Your tutor will need key information such as contact details, child's D.O.B, any allergies and medications, who may collect them etc., but will also need a few more pieces of information to make an informed decision.
From you they will want to know how school is going, why you are considering the 11+ and which schools are under consideration. Ideally, they would like you to be prepared to discuss your child’s strengths and what they find more challenging. Knowing any concerns your child or you have about tuition will help you all. Some of this information can be relayed by phone or email if that is more suitable. In my case, besides a conversation with us all involved, I like the parent to fill out a short information sheet about their child whilst I spend a short time getting to know the child's academic level.
What to Ask the Tutor
· What experience do you have tutoring?
· Fees and scheduling?
· Do you expect homework and if so, how much?
· Should I help my child with any homework?
· What can I do to help my child at home?
· Can you tell me a little about the school destinations of previous tutees?
· Am I expected to provide materials and if so, which ones?
Many tutors will ask you to provide materials, but also have resources of their own. Be certain a tutor is fully aware of the content of the CEM eleven plus exam. This differs considerably from other test providers. Also, you will be paying for private tuition, and therefore, although many resources may be alike, your tutor will want to tailor the lessons and resources to suit your child's individual needs. For example, if your child finds maths relatively simple, but struggles with comprehension, the resources picked will focus more on the weaker area.
You may like to ask the 11+ pass rate of previous students but do be aware that a high pass rate does not necessarily mean great tuition as this would depend on the academic calibre and number of candidates. Some tutors will only accept tutees that they already believe to be of a very high academic calibre, and in this case, the tutor's 'pass rate' is likely to be very high, regardless of the quality teaching. Many tutors will accept a wide range of abilities because they recognise how much difference a single year can make at this young age, and they do not want to deny children with a reasonable chance of success, the opportunity. However, the tutor in question should be honest about the realistic chances of a child reaching the required standard.

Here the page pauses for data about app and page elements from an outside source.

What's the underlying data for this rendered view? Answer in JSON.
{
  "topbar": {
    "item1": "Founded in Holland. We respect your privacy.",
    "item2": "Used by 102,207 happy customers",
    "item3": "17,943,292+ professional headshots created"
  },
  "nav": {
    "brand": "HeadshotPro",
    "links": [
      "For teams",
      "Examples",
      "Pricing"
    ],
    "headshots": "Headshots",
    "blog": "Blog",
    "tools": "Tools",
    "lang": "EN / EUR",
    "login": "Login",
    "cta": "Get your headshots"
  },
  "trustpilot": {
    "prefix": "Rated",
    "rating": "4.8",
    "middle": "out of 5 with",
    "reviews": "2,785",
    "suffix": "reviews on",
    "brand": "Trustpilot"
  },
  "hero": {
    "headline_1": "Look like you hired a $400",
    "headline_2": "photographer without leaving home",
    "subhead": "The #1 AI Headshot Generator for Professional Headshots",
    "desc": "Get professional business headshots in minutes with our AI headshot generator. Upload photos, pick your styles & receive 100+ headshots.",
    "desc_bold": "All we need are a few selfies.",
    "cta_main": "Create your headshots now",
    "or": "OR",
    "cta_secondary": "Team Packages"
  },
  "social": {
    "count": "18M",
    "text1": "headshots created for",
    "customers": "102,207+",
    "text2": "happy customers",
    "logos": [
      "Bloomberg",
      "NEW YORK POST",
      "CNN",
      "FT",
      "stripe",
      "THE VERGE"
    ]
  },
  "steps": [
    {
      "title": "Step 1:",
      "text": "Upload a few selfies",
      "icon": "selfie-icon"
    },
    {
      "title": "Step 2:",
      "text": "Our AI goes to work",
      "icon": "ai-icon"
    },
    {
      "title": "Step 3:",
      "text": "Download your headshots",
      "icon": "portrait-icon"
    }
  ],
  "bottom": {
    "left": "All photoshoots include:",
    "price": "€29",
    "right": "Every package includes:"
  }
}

All tutors should be willing to report on your child's progress. Whilst some might prefer to do this formally, in my case, I speak with the parent following every lesson, and make myself available by phone, to speak at very short notice regarding any concerns. Whilst I do not provide a formal reporting record, from time to time, I will write a note to the parent in the Home Work/Vocabulary Exercise Book that is used every week.
Some tutors will be willing to come to your home to tutor your child. This may be a clear advantage to you, and you might be prepared to pay more for this facility. There should be a designated quiet working space either way.
For the tutor, in most cases, the most convenient situation, is to have children come to them. This convenience goes beyond simply saving them a journey, but allows them to have resources on hand, that would be impractical to bring from house to house. Although parents rarely stay at a tutor's home during tuition time, there should be a place within ear shot of the lesson for them to sit and wait if they prefer to stay.
It may also be worth considering other factors such as animals in the home (we have a golden retriever who is usually a big 'hit' but when necessary is kept away from those a little fearful of dogs), other children in the house, and the distance that you will need to travel.
We wish you luck in finding a tutor that suits your child. We are not a tutoring company ourselves but hope this information will help you decide a upon someone that is well-informed and that can offer an enjoyable and worthwhile experience.